═══ EXCERPTED DATA
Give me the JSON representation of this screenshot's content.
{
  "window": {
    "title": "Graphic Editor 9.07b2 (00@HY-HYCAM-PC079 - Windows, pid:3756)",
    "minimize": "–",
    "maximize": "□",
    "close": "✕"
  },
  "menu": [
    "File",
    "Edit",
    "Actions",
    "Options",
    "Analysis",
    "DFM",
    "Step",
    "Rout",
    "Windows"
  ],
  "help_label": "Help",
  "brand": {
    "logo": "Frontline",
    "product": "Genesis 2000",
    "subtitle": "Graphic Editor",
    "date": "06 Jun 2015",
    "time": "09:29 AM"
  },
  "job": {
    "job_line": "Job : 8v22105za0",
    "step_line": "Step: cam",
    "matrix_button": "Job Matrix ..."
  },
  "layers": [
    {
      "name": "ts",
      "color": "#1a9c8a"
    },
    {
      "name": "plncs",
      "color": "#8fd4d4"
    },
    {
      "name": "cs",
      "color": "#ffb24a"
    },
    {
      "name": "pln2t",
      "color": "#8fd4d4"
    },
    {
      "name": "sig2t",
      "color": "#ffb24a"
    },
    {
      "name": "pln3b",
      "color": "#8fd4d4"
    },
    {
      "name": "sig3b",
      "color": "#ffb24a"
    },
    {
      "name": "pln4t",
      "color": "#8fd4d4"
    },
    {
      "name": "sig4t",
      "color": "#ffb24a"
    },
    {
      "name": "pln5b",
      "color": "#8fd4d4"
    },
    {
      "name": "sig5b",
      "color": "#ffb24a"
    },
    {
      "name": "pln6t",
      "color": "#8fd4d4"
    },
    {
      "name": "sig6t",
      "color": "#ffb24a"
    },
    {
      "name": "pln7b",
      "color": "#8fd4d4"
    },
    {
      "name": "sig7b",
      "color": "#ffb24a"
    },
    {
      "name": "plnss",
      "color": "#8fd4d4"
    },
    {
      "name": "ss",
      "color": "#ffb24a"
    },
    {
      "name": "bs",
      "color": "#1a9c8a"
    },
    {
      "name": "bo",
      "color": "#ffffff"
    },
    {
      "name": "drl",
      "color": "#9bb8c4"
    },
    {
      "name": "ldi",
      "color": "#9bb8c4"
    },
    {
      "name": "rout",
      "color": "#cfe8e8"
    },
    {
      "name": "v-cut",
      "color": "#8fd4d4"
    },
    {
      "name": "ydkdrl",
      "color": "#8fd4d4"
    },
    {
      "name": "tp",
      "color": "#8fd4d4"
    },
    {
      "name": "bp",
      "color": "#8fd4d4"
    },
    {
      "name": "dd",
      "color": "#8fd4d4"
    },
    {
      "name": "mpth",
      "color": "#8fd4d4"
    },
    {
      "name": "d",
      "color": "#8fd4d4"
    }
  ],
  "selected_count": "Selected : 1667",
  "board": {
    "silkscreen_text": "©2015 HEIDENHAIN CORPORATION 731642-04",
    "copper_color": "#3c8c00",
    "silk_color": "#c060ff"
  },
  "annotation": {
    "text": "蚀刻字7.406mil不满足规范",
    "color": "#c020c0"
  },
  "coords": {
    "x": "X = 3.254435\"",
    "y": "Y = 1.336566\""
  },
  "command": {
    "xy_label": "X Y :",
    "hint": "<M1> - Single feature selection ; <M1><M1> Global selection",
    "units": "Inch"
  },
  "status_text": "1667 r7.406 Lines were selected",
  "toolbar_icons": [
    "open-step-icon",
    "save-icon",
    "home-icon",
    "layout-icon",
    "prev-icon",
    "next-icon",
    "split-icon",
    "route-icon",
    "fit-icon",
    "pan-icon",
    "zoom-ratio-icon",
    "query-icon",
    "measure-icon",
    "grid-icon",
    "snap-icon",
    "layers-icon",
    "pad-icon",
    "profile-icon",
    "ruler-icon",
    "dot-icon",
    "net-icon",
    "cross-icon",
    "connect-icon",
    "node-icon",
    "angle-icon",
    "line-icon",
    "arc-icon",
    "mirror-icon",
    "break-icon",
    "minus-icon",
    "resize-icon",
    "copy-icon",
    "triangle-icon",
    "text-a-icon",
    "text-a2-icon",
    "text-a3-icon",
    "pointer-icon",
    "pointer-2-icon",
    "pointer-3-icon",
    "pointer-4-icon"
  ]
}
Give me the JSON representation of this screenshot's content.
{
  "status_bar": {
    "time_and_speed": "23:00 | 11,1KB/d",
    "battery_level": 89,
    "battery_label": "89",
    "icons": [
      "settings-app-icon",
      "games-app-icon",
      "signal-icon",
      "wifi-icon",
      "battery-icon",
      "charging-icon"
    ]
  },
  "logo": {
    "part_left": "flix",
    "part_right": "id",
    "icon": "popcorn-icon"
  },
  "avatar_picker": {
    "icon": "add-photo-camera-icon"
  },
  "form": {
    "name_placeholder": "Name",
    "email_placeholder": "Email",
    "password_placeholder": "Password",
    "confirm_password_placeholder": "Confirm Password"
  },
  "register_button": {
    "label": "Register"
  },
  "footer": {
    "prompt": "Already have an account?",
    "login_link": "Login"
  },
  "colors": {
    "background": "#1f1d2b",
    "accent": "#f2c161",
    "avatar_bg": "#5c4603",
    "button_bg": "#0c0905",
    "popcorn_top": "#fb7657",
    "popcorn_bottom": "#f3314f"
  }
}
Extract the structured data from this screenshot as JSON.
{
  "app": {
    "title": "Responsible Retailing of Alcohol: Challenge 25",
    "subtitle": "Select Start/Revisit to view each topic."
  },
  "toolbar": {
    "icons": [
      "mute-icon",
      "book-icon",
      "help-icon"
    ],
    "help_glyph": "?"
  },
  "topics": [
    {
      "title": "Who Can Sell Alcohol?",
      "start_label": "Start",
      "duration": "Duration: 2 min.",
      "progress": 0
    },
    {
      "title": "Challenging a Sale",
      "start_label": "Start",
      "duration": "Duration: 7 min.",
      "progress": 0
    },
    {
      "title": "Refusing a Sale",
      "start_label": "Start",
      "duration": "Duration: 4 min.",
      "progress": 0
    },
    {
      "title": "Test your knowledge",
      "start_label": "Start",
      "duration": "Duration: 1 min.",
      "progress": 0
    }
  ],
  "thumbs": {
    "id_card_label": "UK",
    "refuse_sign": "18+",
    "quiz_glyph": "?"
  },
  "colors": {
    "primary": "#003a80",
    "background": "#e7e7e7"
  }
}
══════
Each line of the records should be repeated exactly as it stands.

Give me the JSON representation of this screenshot's content.
{
  "window": {
    "title": "Graphic Editor 9.07b2 (00@HY-HYCAM-PC079 - Windows, pid:3756)",
    "minimize": "–",
    "maximize": "□",
    "close": "✕"
  },
  "menu": [
    "File",
    "Edit",
    "Actions",
    "Options",
    "Analysis",
    "DFM",
    "Step",
    "Rout",
    "Windows"
  ],
  "help_label": "Help",
  "brand": {
    "logo": "Frontline",
    "product": "Genesis 2000",
    "subtitle": "Graphic Editor",
    "date": "06 Jun 2015",
    "time": "09:29 AM"
  },
  "job": {
    "job_line": "Job : 8v22105za0",
    "step_line": "Step: cam",
    "matrix_button": "Job Matrix ..."
  },
  "layers": [
    {
      "name": "ts",
      "color": "#1a9c8a"
    },
    {
      "name": "plncs",
      "color": "#8fd4d4"
    },
    {
      "name": "cs",
      "color": "#ffb24a"
    },
    {
      "name": "pln2t",
      "color": "#8fd4d4"
    },
    {
      "name": "sig2t",
      "color": "#ffb24a"
    },
    {
      "name": "pln3b",
      "color": "#8fd4d4"
    },
    {
      "name": "sig3b",
      "color": "#ffb24a"
    },
    {
      "name": "pln4t",
      "color": "#8fd4d4"
    },
    {
      "name": "sig4t",
      "color": "#ffb24a"
    },
    {
      "name": "pln5b",
      "color": "#8fd4d4"
    },
    {
      "name": "sig5b",
      "color": "#ffb24a"
    },
    {
      "name": "pln6t",
      "color": "#8fd4d4"
    },
    {
      "name": "sig6t",
      "color": "#ffb24a"
    },
    {
      "name": "pln7b",
      "color": "#8fd4d4"
    },
    {
      "name": "sig7b",
      "color": "#ffb24a"
    },
    {
      "name": "plnss",
      "color": "#8fd4d4"
    },
    {
      "name": "ss",
      "color": "#ffb24a"
    },
    {
      "name": "bs",
      "color": "#1a9c8a"
    },
    {
      "name": "bo",
      "color": "#ffffff"
    },
    {
      "name": "drl",
      "color": "#9bb8c4"
    },
    {
      "name": "ldi",
      "color": "#9bb8c4"
    },
    {
      "name": "rout",
      "color": "#cfe8e8"
    },
    {
      "name": "v-cut",
      "color": "#8fd4d4"
    },
    {
      "name": "ydkdrl",
      "color": "#8fd4d4"
    },
    {
      "name": "tp",
      "color": "#8fd4d4"
    },
    {
      "name": "bp",
      "color": "#8fd4d4"
    },
    {
      "name": "dd",
      "color": "#8fd4d4"
    },
    {
      "name": "mpth",
      "color": "#8fd4d4"
    },
    {
      "name": "d",
      "color": "#8fd4d4"
    }
  ],
  "selected_count": "Selected : 1667",
  "board": {
    "silkscreen_text": "©2015 HEIDENHAIN CORPORATION 731642-04",
    "copper_color": "#3c8c00",
    "silk_color": "#c060ff"
  },
  "annotation": {
    "text": "蚀刻字7.406mil不满足规范",
    "color": "#c020c0"
  },
  "coords": {
    "x": "X = 3.254435\"",
    "y": "Y = 1.336566\""
  },
  "command": {
    "xy_label": "X Y :",
    "hint": "<M1> - Single feature selection ; <M1><M1> Global selection",
    "units": "Inch"
  },
  "status_text": "1667 r7.406 Lines were selected",
  "toolbar_icons": [
    "open-step-icon",
    "save-icon",
    "home-icon",
    "layout-icon",
    "prev-icon",
    "next-icon",
    "split-icon",
    "route-icon",
    "fit-icon",
    "pan-icon",
    "zoom-ratio-icon",
    "query-icon",
    "measure-icon",
    "grid-icon",
    "snap-icon",
    "layers-icon",
    "pad-icon",
    "profile-icon",
    "ruler-icon",
    "dot-icon",
    "net-icon",
    "cross-icon",
    "connect-icon",
    "node-icon",
    "angle-icon",
    "line-icon",
    "arc-icon",
    "mirror-icon",
    "break-icon",
    "minus-icon",
    "resize-icon",
    "copy-icon",
    "triangle-icon",
    "text-a-icon",
    "text-a2-icon",
    "text-a3-icon",
    "pointer-icon",
    "pointer-2-icon",
    "pointer-3-icon",
    "pointer-4-icon"
  ]
}
Give me the JSON representation of this screenshot's content.
{
  "status_bar": {
    "time_and_speed": "23:00 | 11,1KB/d",
    "battery_level": 89,
    "battery_label": "89",
    "icons": [
      "settings-app-icon",
      "games-app-icon",
      "signal-icon",
      "wifi-icon",
      "battery-icon",
      "charging-icon"
    ]
  },
  "logo": {
    "part_left": "flix",
    "part_right": "id",
    "icon": "popcorn-icon"
  },
  "avatar_picker": {
    "icon": "add-photo-camera-icon"
  },
  "form": {
    "name_placeholder": "Name",
    "email_placeholder": "Email",
    "password_placeholder": "Password",
    "confirm_password_placeholder": "Confirm Password"
  },
  "register_button": {
    "label": "Register"
  },
  "footer": {
    "prompt": "Already have an account?",
    "login_link": "Login"
  },
  "colors": {
    "background": "#1f1d2b",
    "accent": "#f2c161",
    "avatar_bg": "#5c4603",
    "button_bg": "#0c0905",
    "popcorn_top": "#fb7657",
    "popcorn_bottom": "#f3314f"
  }
}
Extract the structured data from this screenshot as JSON.
{
  "app": {
    "title": "Responsible Retailing of Alcohol: Challenge 25",
    "subtitle": "Select Start/Revisit to view each topic."
  },
  "toolbar": {
    "icons": [
      "mute-icon",
      "book-icon",
      "help-icon"
    ],
    "help_glyph": "?"
  },
  "topics": [
    {
      "title": "Who Can Sell Alcohol?",
      "start_label": "Start",
      "duration": "Duration: 2 min.",
      "progress": 0
    },
    {
      "title": "Challenging a Sale",
      "start_label": "Start",
      "duration": "Duration: 7 min.",
      "progress": 0
    },
    {
      "title": "Refusing a Sale",
      "start_label": "Start",
      "duration": "Duration: 4 min.",
      "progress": 0
    },
    {
      "title": "Test your knowledge",
      "start_label": "Start",
      "duration": "Duration: 1 min.",
      "progress": 0
    }
  ],
  "thumbs": {
    "id_card_label": "UK",
    "refuse_sign": "18+",
    "quiz_glyph": "?"
  },
  "colors": {
    "primary": "#003a80",
    "background": "#e7e7e7"
  }
}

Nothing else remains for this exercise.